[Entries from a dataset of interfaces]
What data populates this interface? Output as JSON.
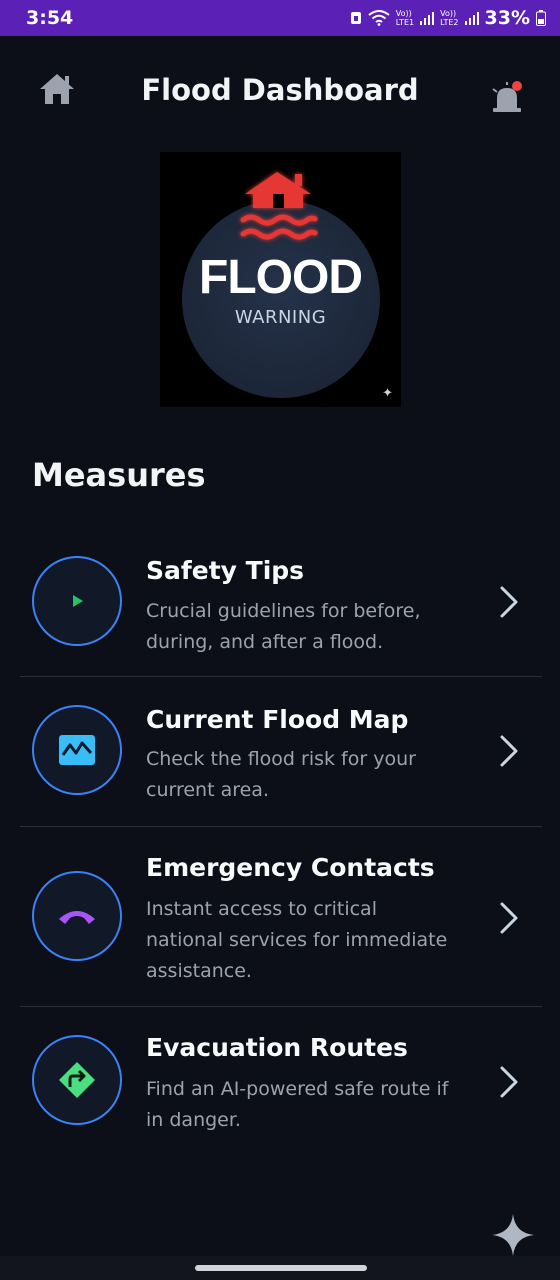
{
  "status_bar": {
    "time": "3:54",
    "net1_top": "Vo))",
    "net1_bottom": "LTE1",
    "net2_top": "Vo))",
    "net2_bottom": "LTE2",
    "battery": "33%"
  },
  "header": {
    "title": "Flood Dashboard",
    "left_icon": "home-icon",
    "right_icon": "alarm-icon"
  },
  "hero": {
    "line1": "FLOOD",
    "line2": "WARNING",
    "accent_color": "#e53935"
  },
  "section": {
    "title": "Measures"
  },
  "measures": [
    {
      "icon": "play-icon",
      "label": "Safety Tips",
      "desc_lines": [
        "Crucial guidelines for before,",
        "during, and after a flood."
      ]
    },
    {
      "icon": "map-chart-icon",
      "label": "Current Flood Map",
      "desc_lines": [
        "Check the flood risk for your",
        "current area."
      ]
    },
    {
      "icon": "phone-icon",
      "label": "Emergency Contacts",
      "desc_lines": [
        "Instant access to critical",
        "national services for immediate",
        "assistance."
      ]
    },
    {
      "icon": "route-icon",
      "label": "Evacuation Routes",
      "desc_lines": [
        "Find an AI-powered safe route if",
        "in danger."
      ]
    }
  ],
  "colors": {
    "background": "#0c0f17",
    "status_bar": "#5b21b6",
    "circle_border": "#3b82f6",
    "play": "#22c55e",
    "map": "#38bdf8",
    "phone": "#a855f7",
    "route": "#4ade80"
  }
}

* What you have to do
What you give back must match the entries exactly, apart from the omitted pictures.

* Answer to the exercise
What data populates this interface? Output as JSON.
{
  "status_bar": {
    "time": "3:54",
    "net1_top": "Vo))",
    "net1_bottom": "LTE1",
    "net2_top": "Vo))",
    "net2_bottom": "LTE2",
    "battery": "33%"
  },
  "header": {
    "title": "Flood Dashboard",
    "left_icon": "home-icon",
    "right_icon": "alarm-icon"
  },
  "hero": {
    "line1": "FLOOD",
    "line2": "WARNING",
    "accent_color": "#e53935"
  },
  "section": {
    "title": "Measures"
  },
  "measures": [
    {
      "icon": "play-icon",
      "label": "Safety Tips",
      "desc_lines": [
        "Crucial guidelines for before,",
        "during, and after a flood."
      ]
    },
    {
      "icon": "map-chart-icon",
      "label": "Current Flood Map",
      "desc_lines": [
        "Check the flood risk for your",
        "current area."
      ]
    },
    {
      "icon": "phone-icon",
      "label": "Emergency Contacts",
      "desc_lines": [
        "Instant access to critical",
        "national services for immediate",
        "assistance."
      ]
    },
    {
      "icon": "route-icon",
      "label": "Evacuation Routes",
      "desc_lines": [
        "Find an AI-powered safe route if",
        "in danger."
      ]
    }
  ],
  "colors": {
    "background": "#0c0f17",
    "status_bar": "#5b21b6",
    "circle_border": "#3b82f6",
    "play": "#22c55e",
    "map": "#38bdf8",
    "phone": "#a855f7",
    "route": "#4ade80"
  }
}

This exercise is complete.